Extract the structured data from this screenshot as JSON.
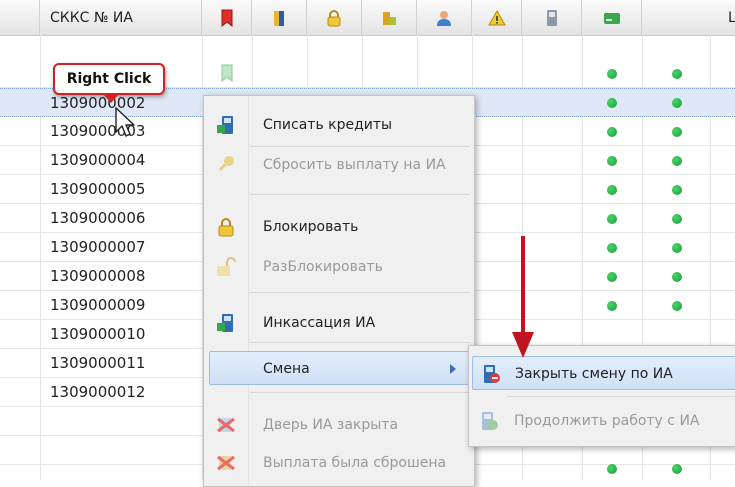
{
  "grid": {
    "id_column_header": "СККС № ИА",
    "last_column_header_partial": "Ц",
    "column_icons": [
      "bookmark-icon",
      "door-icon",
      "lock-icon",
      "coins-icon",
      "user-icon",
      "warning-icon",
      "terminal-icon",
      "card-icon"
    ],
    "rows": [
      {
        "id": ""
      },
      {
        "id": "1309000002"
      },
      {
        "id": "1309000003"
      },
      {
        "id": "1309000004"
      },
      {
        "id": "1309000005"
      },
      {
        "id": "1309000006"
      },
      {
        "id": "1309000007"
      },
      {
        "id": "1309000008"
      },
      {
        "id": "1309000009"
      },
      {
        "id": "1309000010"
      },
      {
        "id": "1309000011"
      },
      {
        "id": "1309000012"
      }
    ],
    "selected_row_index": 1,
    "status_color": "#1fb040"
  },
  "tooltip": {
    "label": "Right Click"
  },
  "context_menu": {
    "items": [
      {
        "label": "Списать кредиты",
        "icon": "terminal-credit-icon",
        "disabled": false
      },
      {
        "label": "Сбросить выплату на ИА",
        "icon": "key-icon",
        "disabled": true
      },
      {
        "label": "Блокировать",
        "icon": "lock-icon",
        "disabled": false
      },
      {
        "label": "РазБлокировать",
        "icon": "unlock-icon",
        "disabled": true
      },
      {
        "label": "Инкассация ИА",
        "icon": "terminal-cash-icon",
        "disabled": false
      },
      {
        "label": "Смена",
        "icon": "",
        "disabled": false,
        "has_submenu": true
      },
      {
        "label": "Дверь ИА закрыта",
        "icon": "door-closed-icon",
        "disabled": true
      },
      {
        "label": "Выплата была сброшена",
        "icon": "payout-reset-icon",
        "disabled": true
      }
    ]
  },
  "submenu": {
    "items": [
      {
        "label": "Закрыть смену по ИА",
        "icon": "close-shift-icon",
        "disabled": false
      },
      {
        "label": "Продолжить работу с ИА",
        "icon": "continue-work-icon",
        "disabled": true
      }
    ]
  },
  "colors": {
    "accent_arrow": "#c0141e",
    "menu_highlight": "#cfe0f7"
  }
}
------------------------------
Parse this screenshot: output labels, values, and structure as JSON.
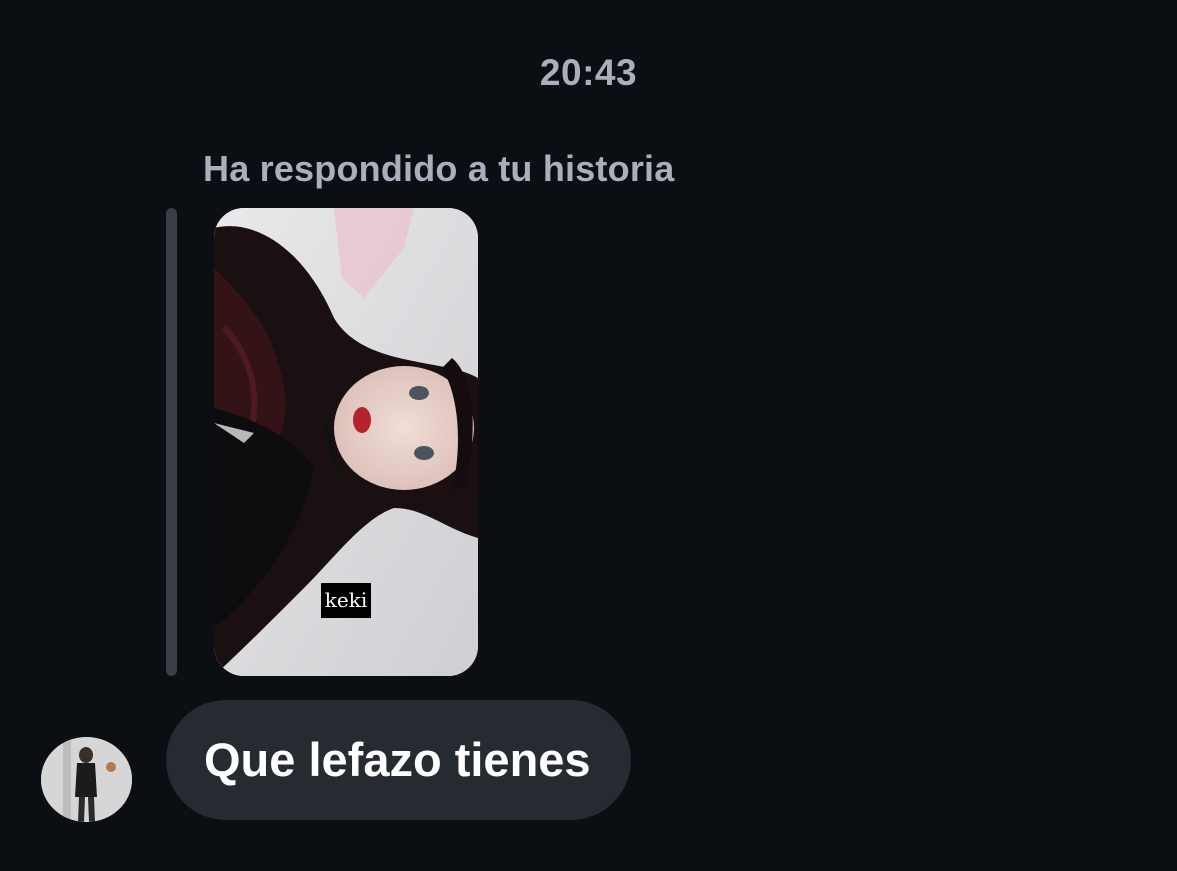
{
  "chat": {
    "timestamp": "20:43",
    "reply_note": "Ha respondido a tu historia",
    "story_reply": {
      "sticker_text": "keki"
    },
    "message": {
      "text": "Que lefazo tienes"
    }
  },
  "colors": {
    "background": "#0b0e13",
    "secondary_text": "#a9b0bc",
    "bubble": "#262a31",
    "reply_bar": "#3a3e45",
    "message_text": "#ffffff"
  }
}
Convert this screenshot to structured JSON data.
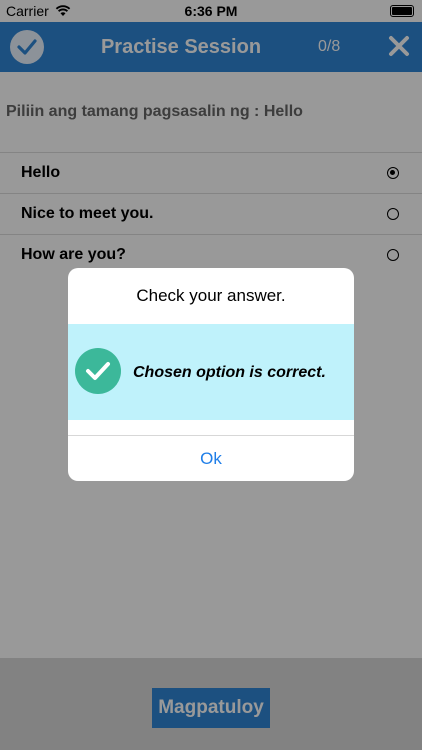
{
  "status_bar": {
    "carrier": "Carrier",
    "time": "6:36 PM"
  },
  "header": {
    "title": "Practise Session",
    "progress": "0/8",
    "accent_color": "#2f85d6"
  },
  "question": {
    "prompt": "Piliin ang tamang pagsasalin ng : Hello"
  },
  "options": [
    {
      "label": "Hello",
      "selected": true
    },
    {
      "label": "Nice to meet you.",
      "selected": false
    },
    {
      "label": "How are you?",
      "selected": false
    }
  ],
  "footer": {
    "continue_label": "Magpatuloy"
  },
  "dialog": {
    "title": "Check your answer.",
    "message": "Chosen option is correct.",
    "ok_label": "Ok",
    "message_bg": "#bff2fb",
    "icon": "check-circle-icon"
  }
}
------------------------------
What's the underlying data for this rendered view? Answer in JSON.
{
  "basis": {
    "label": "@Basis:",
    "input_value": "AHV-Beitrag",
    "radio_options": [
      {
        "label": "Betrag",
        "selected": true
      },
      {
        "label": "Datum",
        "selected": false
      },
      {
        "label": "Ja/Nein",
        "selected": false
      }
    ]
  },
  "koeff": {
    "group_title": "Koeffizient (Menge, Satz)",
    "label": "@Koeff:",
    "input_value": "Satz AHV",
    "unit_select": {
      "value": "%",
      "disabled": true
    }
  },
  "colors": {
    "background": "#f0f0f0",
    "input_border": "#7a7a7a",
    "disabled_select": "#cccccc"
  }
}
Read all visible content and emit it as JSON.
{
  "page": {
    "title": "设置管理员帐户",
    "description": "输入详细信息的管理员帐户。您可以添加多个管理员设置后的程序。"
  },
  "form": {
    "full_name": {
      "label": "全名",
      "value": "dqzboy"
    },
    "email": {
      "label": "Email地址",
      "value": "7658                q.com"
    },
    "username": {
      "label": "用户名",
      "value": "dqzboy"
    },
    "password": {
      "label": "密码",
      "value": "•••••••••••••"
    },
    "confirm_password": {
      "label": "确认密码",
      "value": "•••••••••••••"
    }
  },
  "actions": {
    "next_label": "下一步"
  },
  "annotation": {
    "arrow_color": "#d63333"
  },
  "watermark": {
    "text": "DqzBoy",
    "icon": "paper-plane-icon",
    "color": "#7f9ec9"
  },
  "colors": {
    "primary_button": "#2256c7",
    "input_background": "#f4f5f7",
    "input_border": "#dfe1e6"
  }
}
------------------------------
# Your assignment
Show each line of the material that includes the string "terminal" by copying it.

# Your response
      "terminal-icon",
        "icon": "terminal-credit-icon",
        "icon": "terminal-cash-icon",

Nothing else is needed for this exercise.